> Records supplied:
○ ○ ○ ○ ○ ○ ○

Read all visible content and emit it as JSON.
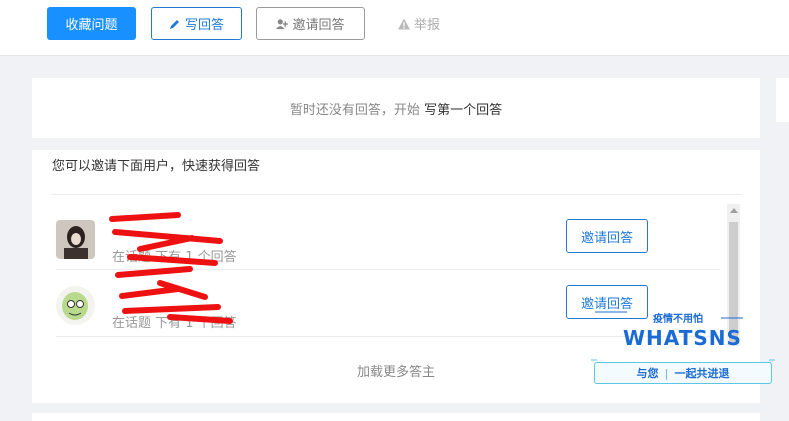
{
  "toolbar": {
    "favorite_label": "收藏问题",
    "write_answer_label": "写回答",
    "invite_answer_label": "邀请回答",
    "report_label": "举报"
  },
  "empty_state": {
    "message": "暂时还没有回答，开始",
    "link": "写第一个回答"
  },
  "invite": {
    "title": "您可以邀请下面用户，快速获得回答",
    "users": [
      {
        "name": "",
        "desc": "在话题 下有 1 个回答",
        "button": "邀请回答"
      },
      {
        "name": "",
        "desc": "在话题 下有 1 个回答",
        "button": "邀请回答"
      }
    ],
    "load_more": "加载更多答主"
  },
  "promo": {
    "tagline": "疫情不用怕",
    "brand": "WHATSNS",
    "slogan_left": "与您",
    "slogan_right": "一起共进退"
  },
  "colors": {
    "primary": "#1890ff",
    "link_blue": "#1f7ad6",
    "background": "#f1f2f5"
  }
}
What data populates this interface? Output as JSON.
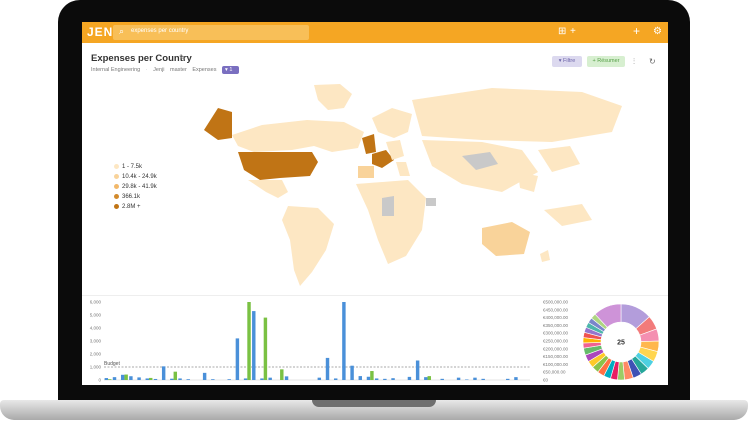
{
  "app": {
    "logo": "JENJI",
    "search": "expenses per country"
  },
  "page": {
    "title": "Expenses per Country",
    "breadcrumbs": [
      "Internal Engineering",
      "Jenji",
      "master",
      "Expenses"
    ],
    "filter_count": "1",
    "buttons": {
      "filter": "Filtre",
      "summary": "Résumer"
    }
  },
  "map_legend": [
    {
      "label": "1 - 7.5k",
      "color": "#fde7c3"
    },
    {
      "label": "10.4k - 24.9k",
      "color": "#f9d39a"
    },
    {
      "label": "29.8k - 41.9k",
      "color": "#f2b86a"
    },
    {
      "label": "366.1k",
      "color": "#d28a2c"
    },
    {
      "label": "2.8M +",
      "color": "#c07415"
    }
  ],
  "bar_chart": {
    "budget_label": "Budget",
    "budget_value": 1000,
    "ymax": 6000,
    "left_ticks": [
      "6,000",
      "5,000",
      "4,000",
      "3,000",
      "2,000",
      "1,000",
      "0"
    ],
    "right_ticks": [
      "€500,000.00",
      "€450,000.00",
      "€400,000.00",
      "€350,000.00",
      "€300,000.00",
      "€250,000.00",
      "€200,000.00",
      "€150,000.00",
      "€100,000.00",
      "€50,000.00",
      "€0"
    ],
    "colors": {
      "blue": "#4a90d9",
      "green": "#7ac143"
    },
    "blue": [
      150,
      220,
      400,
      290,
      200,
      120,
      80,
      1050,
      100,
      120,
      60,
      0,
      550,
      60,
      0,
      60,
      3200,
      120,
      5300,
      120,
      180,
      0,
      280,
      0,
      0,
      0,
      180,
      1700,
      120,
      6000,
      1100,
      300,
      250,
      120,
      90,
      140,
      0,
      240,
      1500,
      220,
      0,
      90,
      0,
      180,
      40,
      180,
      90,
      0,
      0,
      90,
      220,
      0
    ],
    "green": [
      60,
      0,
      420,
      0,
      0,
      160,
      0,
      0,
      640,
      0,
      0,
      0,
      0,
      0,
      0,
      0,
      0,
      6000,
      0,
      4800,
      0,
      820,
      0,
      0,
      0,
      0,
      0,
      0,
      0,
      0,
      0,
      0,
      690,
      0,
      0,
      0,
      0,
      0,
      0,
      300,
      0,
      0,
      0,
      0,
      0,
      0,
      0,
      0,
      0,
      0,
      0,
      0
    ]
  },
  "donut": {
    "total": "25",
    "segments": [
      {
        "value": 18,
        "color": "#b39ddb"
      },
      {
        "value": 8,
        "color": "#f27b7b"
      },
      {
        "value": 7,
        "color": "#f48fb1"
      },
      {
        "value": 6,
        "color": "#ffb74d"
      },
      {
        "value": 6,
        "color": "#ffd54f"
      },
      {
        "value": 5,
        "color": "#4dd0e1"
      },
      {
        "value": 5,
        "color": "#26a69a"
      },
      {
        "value": 5,
        "color": "#3f51b5"
      },
      {
        "value": 5,
        "color": "#ff8a65"
      },
      {
        "value": 4,
        "color": "#9ccc65"
      },
      {
        "value": 4,
        "color": "#e91e63"
      },
      {
        "value": 4,
        "color": "#00acc1"
      },
      {
        "value": 4,
        "color": "#ff7043"
      },
      {
        "value": 4,
        "color": "#8bc34a"
      },
      {
        "value": 4,
        "color": "#ffca28"
      },
      {
        "value": 4,
        "color": "#ab47bc"
      },
      {
        "value": 4,
        "color": "#66bb6a"
      },
      {
        "value": 3,
        "color": "#f06292"
      },
      {
        "value": 3,
        "color": "#ffb300"
      },
      {
        "value": 3,
        "color": "#ef5350"
      },
      {
        "value": 3,
        "color": "#9575cd"
      },
      {
        "value": 3,
        "color": "#4db6ac"
      },
      {
        "value": 3,
        "color": "#7986cb"
      },
      {
        "value": 3,
        "color": "#aed581"
      },
      {
        "value": 16,
        "color": "#ce93d8"
      }
    ]
  }
}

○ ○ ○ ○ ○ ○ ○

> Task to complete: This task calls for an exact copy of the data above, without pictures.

> Your response:
Read all visible content and emit it as JSON.
{
  "toolbar": {
    "favorite_label": "收藏问题",
    "write_answer_label": "写回答",
    "invite_answer_label": "邀请回答",
    "report_label": "举报"
  },
  "empty_state": {
    "message": "暂时还没有回答，开始",
    "link": "写第一个回答"
  },
  "invite": {
    "title": "您可以邀请下面用户，快速获得回答",
    "users": [
      {
        "name": "",
        "desc": "在话题 下有 1 个回答",
        "button": "邀请回答"
      },
      {
        "name": "",
        "desc": "在话题 下有 1 个回答",
        "button": "邀请回答"
      }
    ],
    "load_more": "加载更多答主"
  },
  "promo": {
    "tagline": "疫情不用怕",
    "brand": "WHATSNS",
    "slogan_left": "与您",
    "slogan_right": "一起共进退"
  },
  "colors": {
    "primary": "#1890ff",
    "link_blue": "#1f7ad6",
    "background": "#f1f2f5"
  }
}
What data populates this interface? Output as JSON.
{
  "app": {
    "logo": "JENJI",
    "search": "expenses per country"
  },
  "page": {
    "title": "Expenses per Country",
    "breadcrumbs": [
      "Internal Engineering",
      "Jenji",
      "master",
      "Expenses"
    ],
    "filter_count": "1",
    "buttons": {
      "filter": "Filtre",
      "summary": "Résumer"
    }
  },
  "map_legend": [
    {
      "label": "1 - 7.5k",
      "color": "#fde7c3"
    },
    {
      "label": "10.4k - 24.9k",
      "color": "#f9d39a"
    },
    {
      "label": "29.8k - 41.9k",
      "color": "#f2b86a"
    },
    {
      "label": "366.1k",
      "color": "#d28a2c"
    },
    {
      "label": "2.8M +",
      "color": "#c07415"
    }
  ],
  "bar_chart": {
    "budget_label": "Budget",
    "budget_value": 1000,
    "ymax": 6000,
    "left_ticks": [
      "6,000",
      "5,000",
      "4,000",
      "3,000",
      "2,000",
      "1,000",
      "0"
    ],
    "right_ticks": [
      "€500,000.00",
      "€450,000.00",
      "€400,000.00",
      "€350,000.00",
      "€300,000.00",
      "€250,000.00",
      "€200,000.00",
      "€150,000.00",
      "€100,000.00",
      "€50,000.00",
      "€0"
    ],
    "colors": {
      "blue": "#4a90d9",
      "green": "#7ac143"
    },
    "blue": [
      150,
      220,
      400,
      290,
      200,
      120,
      80,
      1050,
      100,
      120,
      60,
      0,
      550,
      60,
      0,
      60,
      3200,
      120,
      5300,
      120,
      180,
      0,
      280,
      0,
      0,
      0,
      180,
      1700,
      120,
      6000,
      1100,
      300,
      250,
      120,
      90,
      140,
      0,
      240,
      1500,
      220,
      0,
      90,
      0,
      180,
      40,
      180,
      90,
      0,
      0,
      90,
      220,
      0
    ],
    "green": [
      60,
      0,
      420,
      0,
      0,
      160,
      0,
      0,
      640,
      0,
      0,
      0,
      0,
      0,
      0,
      0,
      0,
      6000,
      0,
      4800,
      0,
      820,
      0,
      0,
      0,
      0,
      0,
      0,
      0,
      0,
      0,
      0,
      690,
      0,
      0,
      0,
      0,
      0,
      0,
      300,
      0,
      0,
      0,
      0,
      0,
      0,
      0,
      0,
      0,
      0,
      0,
      0
    ]
  },
  "donut": {
    "total": "25",
    "segments": [
      {
        "value": 18,
        "color": "#b39ddb"
      },
      {
        "value": 8,
        "color": "#f27b7b"
      },
      {
        "value": 7,
        "color": "#f48fb1"
      },
      {
        "value": 6,
        "color": "#ffb74d"
      },
      {
        "value": 6,
        "color": "#ffd54f"
      },
      {
        "value": 5,
        "color": "#4dd0e1"
      },
      {
        "value": 5,
        "color": "#26a69a"
      },
      {
        "value": 5,
        "color": "#3f51b5"
      },
      {
        "value": 5,
        "color": "#ff8a65"
      },
      {
        "value": 4,
        "color": "#9ccc65"
      },
      {
        "value": 4,
        "color": "#e91e63"
      },
      {
        "value": 4,
        "color": "#00acc1"
      },
      {
        "value": 4,
        "color": "#ff7043"
      },
      {
        "value": 4,
        "color": "#8bc34a"
      },
      {
        "value": 4,
        "color": "#ffca28"
      },
      {
        "value": 4,
        "color": "#ab47bc"
      },
      {
        "value": 4,
        "color": "#66bb6a"
      },
      {
        "value": 3,
        "color": "#f06292"
      },
      {
        "value": 3,
        "color": "#ffb300"
      },
      {
        "value": 3,
        "color": "#ef5350"
      },
      {
        "value": 3,
        "color": "#9575cd"
      },
      {
        "value": 3,
        "color": "#4db6ac"
      },
      {
        "value": 3,
        "color": "#7986cb"
      },
      {
        "value": 3,
        "color": "#aed581"
      },
      {
        "value": 16,
        "color": "#ce93d8"
      }
    ]
  }
}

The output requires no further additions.